** Opening SUPPLIED RECORDS block **
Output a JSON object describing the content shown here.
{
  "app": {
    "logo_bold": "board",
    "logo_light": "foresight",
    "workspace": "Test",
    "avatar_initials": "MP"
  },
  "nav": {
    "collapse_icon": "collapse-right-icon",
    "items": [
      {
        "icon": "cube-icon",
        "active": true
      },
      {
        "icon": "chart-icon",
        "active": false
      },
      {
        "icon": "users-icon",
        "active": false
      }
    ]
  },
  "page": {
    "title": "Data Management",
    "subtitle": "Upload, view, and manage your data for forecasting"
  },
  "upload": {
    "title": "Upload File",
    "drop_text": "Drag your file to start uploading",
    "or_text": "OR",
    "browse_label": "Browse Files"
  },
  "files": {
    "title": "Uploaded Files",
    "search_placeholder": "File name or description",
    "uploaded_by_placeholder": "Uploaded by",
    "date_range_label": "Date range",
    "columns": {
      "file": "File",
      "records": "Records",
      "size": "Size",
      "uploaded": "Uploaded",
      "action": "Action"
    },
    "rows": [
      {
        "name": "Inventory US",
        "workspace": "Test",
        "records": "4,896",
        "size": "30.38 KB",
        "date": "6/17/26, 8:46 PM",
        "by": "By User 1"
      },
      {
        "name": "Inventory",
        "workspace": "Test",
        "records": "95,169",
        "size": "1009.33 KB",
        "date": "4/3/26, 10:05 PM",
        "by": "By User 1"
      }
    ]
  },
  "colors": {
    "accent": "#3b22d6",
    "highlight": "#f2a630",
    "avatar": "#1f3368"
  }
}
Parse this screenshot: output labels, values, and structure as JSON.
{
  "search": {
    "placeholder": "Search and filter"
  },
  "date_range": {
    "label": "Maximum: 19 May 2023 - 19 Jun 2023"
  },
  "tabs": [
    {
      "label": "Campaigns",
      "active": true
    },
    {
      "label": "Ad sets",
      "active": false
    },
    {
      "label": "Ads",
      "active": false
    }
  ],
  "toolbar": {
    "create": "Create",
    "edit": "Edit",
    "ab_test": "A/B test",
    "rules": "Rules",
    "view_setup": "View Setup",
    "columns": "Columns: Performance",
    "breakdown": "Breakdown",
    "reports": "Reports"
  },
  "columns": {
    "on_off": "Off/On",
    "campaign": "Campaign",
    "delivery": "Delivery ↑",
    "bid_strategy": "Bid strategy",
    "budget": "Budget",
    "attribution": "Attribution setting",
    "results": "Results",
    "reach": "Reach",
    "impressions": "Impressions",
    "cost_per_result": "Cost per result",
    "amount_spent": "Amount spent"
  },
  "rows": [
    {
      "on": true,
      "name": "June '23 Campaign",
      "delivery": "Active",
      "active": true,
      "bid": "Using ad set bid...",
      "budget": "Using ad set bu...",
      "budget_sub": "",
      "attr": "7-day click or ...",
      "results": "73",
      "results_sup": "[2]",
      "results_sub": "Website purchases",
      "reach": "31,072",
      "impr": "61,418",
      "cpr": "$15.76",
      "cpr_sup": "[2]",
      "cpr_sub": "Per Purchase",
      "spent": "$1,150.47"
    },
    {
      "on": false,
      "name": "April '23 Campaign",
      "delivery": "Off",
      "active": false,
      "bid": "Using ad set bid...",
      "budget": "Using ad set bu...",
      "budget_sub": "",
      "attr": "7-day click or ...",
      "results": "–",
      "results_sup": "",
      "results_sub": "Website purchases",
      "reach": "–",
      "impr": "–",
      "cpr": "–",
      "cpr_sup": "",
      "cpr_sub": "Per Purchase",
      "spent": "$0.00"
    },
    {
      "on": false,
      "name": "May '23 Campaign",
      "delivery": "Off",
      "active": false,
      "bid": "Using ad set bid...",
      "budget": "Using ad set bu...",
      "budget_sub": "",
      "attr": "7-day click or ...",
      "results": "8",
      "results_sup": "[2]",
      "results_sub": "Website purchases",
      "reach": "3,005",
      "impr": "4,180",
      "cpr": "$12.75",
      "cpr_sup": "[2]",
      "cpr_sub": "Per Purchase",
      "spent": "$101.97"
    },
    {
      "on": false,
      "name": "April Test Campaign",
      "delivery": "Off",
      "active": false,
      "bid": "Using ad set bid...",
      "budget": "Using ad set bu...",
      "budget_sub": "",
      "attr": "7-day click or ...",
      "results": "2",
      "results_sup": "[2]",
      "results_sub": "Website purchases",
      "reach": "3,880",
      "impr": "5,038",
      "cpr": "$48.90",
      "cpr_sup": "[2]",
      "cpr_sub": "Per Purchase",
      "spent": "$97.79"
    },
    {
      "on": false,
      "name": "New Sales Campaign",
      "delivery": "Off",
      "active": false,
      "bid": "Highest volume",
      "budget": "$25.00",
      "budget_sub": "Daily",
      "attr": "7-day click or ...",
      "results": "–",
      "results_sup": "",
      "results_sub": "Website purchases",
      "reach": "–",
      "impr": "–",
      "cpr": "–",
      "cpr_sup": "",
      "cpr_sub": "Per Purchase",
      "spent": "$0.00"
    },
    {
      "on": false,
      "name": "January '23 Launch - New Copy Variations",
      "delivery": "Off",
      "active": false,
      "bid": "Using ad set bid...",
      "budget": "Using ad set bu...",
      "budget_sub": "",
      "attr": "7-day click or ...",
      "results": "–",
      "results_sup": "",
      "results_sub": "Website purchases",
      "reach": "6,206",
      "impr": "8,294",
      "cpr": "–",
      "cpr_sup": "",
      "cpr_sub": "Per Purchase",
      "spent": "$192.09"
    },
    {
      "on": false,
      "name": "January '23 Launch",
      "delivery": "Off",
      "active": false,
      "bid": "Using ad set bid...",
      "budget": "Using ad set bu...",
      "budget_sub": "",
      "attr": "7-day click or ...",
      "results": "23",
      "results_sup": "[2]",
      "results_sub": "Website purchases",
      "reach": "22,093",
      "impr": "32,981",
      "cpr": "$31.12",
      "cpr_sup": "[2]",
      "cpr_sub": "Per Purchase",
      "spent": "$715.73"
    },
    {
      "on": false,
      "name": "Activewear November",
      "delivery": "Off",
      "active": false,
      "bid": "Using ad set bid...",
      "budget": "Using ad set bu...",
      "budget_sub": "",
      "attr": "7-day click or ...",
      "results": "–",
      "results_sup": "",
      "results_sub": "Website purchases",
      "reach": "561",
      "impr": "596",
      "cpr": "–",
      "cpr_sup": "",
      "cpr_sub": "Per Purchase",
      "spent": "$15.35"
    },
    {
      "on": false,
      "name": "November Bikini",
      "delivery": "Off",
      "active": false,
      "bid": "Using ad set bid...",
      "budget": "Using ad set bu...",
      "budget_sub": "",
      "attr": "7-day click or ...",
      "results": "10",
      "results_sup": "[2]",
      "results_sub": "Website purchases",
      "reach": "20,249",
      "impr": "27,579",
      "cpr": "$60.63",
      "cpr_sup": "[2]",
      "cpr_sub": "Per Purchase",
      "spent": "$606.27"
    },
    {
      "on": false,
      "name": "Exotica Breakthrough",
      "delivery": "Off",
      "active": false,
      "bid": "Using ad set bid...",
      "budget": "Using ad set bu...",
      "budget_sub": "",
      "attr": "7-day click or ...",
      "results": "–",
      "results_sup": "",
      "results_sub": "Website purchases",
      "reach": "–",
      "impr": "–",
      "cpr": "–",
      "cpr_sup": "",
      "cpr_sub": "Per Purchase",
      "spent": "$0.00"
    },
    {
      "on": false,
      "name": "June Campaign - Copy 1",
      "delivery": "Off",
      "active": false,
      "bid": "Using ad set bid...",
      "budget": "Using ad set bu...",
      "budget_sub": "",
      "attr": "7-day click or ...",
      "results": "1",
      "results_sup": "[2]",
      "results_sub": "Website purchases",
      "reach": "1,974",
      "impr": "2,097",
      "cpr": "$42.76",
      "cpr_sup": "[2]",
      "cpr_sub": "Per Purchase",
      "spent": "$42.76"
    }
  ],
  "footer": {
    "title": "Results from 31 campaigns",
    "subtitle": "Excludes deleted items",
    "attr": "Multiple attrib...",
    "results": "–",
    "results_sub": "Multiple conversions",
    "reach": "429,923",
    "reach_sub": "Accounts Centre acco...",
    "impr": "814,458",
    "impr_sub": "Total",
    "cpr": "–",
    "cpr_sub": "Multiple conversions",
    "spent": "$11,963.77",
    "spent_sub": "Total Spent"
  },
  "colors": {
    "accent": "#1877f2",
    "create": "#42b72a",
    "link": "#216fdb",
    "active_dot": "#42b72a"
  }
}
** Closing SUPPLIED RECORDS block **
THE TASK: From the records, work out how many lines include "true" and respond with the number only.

THE ANSWER: 4